Return the entries verbatim and drop every picture.

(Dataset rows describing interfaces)
-=-=-=-=-

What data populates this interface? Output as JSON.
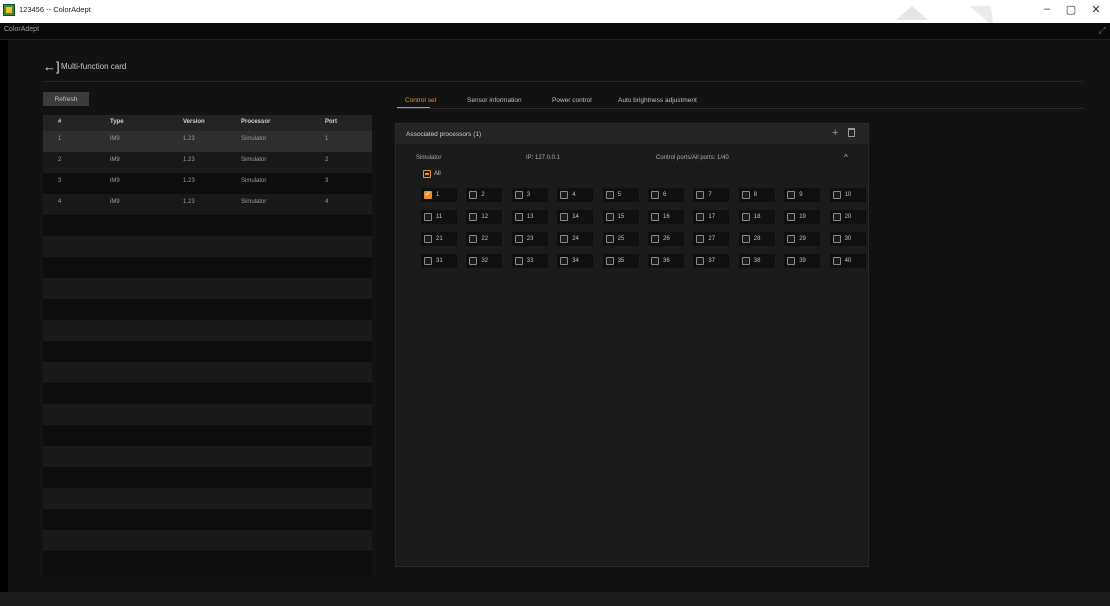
{
  "window": {
    "title": "123456 -- ColorAdept",
    "app_name": "ColorAdept",
    "minimize": "–",
    "maximize": "▢",
    "close": "✕",
    "expand": "⤢"
  },
  "page": {
    "back_icon": "←]",
    "title": "Multi-function card",
    "refresh_label": "Refresh"
  },
  "table": {
    "columns": [
      "#",
      "Type",
      "Version",
      "Processor",
      "Port"
    ],
    "rows": [
      [
        "1",
        "iM9",
        "1.23",
        "Simulator",
        "1"
      ],
      [
        "2",
        "iM9",
        "1.23",
        "Simulator",
        "2"
      ],
      [
        "3",
        "iM9",
        "1.23",
        "Simulator",
        "3"
      ],
      [
        "4",
        "iM9",
        "1.23",
        "Simulator",
        "4"
      ]
    ],
    "selected_row": 0
  },
  "tabs": [
    "Control set",
    "Sensor information",
    "Power control",
    "Auto brightness adjustment"
  ],
  "active_tab": 0,
  "panel": {
    "header": "Associated processors (1)",
    "plus": "+",
    "processor": {
      "name": "Simulator",
      "ip": "IP: 127.0.0.1",
      "ports_info": "Control ports/All ports: 1/40",
      "collapse": "^"
    },
    "all_label": "All",
    "ports": [
      "1",
      "2",
      "3",
      "4",
      "5",
      "6",
      "7",
      "8",
      "9",
      "10",
      "11",
      "12",
      "13",
      "14",
      "15",
      "16",
      "17",
      "18",
      "19",
      "20",
      "21",
      "22",
      "23",
      "24",
      "25",
      "26",
      "27",
      "28",
      "29",
      "30",
      "31",
      "32",
      "33",
      "34",
      "35",
      "36",
      "37",
      "38",
      "39",
      "40"
    ],
    "checked_ports": [
      "1"
    ]
  },
  "colors": {
    "accent": "#e8912a",
    "background": "#121212"
  }
}
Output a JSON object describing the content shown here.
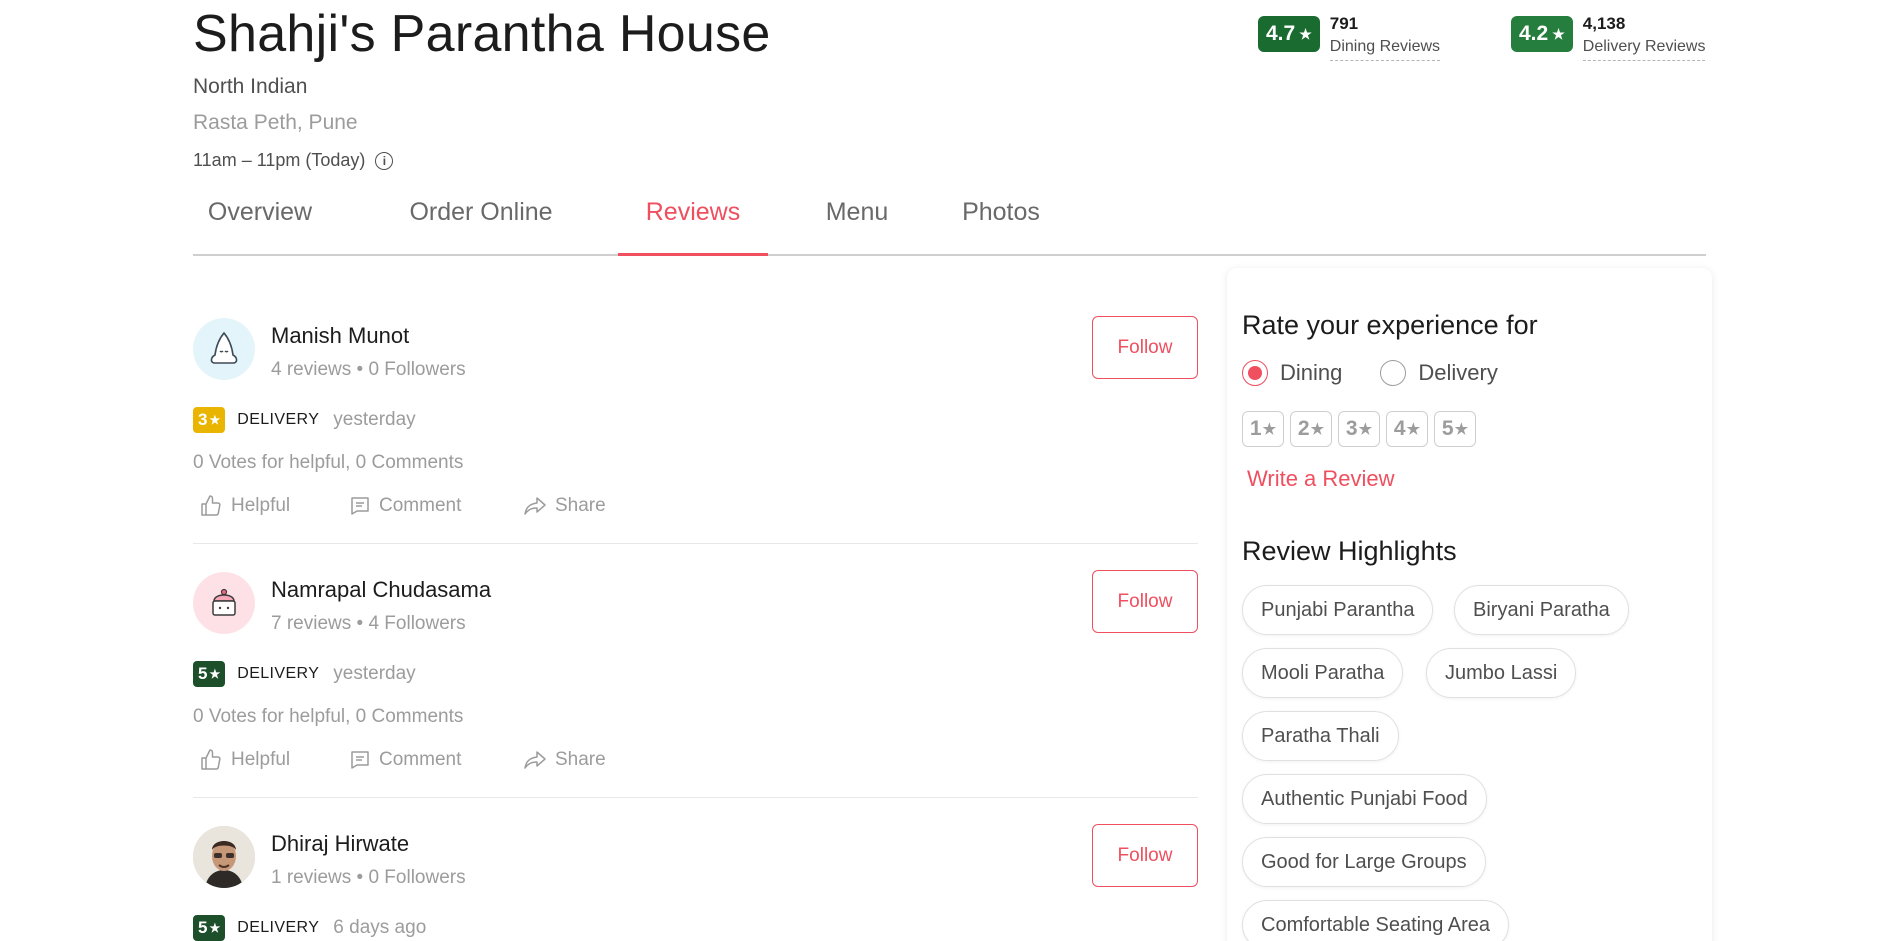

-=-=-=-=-

Completed task.
What data populates this interface? Output as JSON.
{
  "window": {
    "title": "123456 -- ColorAdept",
    "app_name": "ColorAdept",
    "minimize": "–",
    "maximize": "▢",
    "close": "✕",
    "expand": "⤢"
  },
  "page": {
    "back_icon": "←]",
    "title": "Multi-function card",
    "refresh_label": "Refresh"
  },
  "table": {
    "columns": [
      "#",
      "Type",
      "Version",
      "Processor",
      "Port"
    ],
    "rows": [
      [
        "1",
        "iM9",
        "1.23",
        "Simulator",
        "1"
      ],
      [
        "2",
        "iM9",
        "1.23",
        "Simulator",
        "2"
      ],
      [
        "3",
        "iM9",
        "1.23",
        "Simulator",
        "3"
      ],
      [
        "4",
        "iM9",
        "1.23",
        "Simulator",
        "4"
      ]
    ],
    "selected_row": 0
  },
  "tabs": [
    "Control set",
    "Sensor information",
    "Power control",
    "Auto brightness adjustment"
  ],
  "active_tab": 0,
  "panel": {
    "header": "Associated processors (1)",
    "plus": "+",
    "processor": {
      "name": "Simulator",
      "ip": "IP: 127.0.0.1",
      "ports_info": "Control ports/All ports: 1/40",
      "collapse": "^"
    },
    "all_label": "All",
    "ports": [
      "1",
      "2",
      "3",
      "4",
      "5",
      "6",
      "7",
      "8",
      "9",
      "10",
      "11",
      "12",
      "13",
      "14",
      "15",
      "16",
      "17",
      "18",
      "19",
      "20",
      "21",
      "22",
      "23",
      "24",
      "25",
      "26",
      "27",
      "28",
      "29",
      "30",
      "31",
      "32",
      "33",
      "34",
      "35",
      "36",
      "37",
      "38",
      "39",
      "40"
    ],
    "checked_ports": [
      "1"
    ]
  },
  "colors": {
    "accent": "#e8912a",
    "background": "#121212"
  }
}
Output a JSON object describing the content shown here.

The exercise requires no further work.